▸ Provided entries:
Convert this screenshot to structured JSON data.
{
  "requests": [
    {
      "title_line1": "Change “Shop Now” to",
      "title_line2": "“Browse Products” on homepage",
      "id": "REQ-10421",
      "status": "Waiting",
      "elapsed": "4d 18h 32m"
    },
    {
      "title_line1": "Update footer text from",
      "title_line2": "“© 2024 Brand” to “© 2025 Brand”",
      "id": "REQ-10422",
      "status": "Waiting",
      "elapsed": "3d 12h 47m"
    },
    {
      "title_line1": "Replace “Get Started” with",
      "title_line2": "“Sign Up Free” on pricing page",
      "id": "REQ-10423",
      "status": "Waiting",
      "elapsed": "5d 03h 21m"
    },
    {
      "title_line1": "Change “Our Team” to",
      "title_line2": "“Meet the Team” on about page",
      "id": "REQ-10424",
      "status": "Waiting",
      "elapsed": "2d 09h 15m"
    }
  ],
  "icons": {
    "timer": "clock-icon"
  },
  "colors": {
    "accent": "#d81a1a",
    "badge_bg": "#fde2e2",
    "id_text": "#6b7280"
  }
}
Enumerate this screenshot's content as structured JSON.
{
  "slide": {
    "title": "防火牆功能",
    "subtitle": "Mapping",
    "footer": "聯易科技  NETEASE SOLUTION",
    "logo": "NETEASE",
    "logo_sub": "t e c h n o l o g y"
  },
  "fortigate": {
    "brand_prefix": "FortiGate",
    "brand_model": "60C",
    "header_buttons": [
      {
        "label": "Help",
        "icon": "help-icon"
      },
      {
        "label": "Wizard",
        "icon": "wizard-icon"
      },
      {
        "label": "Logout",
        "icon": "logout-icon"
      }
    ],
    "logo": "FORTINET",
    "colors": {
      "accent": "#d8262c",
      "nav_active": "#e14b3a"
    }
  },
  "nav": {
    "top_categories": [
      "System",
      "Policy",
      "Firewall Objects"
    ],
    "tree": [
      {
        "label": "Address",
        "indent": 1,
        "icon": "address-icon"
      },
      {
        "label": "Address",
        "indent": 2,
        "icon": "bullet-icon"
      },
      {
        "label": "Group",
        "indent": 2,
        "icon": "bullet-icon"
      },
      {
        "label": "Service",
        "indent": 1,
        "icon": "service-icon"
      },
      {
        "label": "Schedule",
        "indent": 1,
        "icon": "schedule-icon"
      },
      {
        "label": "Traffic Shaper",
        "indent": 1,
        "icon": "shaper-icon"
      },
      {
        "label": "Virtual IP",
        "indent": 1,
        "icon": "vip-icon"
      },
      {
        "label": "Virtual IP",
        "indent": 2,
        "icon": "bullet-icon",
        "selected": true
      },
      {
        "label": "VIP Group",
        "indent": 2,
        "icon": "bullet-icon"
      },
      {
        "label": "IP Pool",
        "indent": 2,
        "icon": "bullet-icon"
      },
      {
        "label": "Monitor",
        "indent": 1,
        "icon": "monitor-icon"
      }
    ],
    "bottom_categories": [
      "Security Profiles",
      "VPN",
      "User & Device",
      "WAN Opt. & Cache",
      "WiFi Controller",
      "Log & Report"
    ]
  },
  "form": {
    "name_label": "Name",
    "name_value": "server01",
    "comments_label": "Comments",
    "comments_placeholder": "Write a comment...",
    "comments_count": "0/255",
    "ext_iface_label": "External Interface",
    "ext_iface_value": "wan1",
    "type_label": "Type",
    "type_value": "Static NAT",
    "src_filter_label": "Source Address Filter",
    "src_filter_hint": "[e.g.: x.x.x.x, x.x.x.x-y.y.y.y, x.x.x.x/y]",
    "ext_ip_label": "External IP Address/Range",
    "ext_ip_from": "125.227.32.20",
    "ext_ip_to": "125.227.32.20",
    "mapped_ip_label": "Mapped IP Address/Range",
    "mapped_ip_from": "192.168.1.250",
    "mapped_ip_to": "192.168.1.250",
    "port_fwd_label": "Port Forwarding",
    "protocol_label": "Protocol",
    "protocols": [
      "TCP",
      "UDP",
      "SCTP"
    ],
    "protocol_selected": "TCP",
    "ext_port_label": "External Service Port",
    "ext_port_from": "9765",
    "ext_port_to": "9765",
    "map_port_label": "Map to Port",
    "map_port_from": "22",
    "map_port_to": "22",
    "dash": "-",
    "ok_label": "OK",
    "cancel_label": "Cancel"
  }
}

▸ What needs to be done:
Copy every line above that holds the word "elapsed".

▸ Written reply:
      "elapsed": "4d 18h 32m"
      "elapsed": "3d 12h 47m"
      "elapsed": "5d 03h 21m"
      "elapsed": "2d 09h 15m"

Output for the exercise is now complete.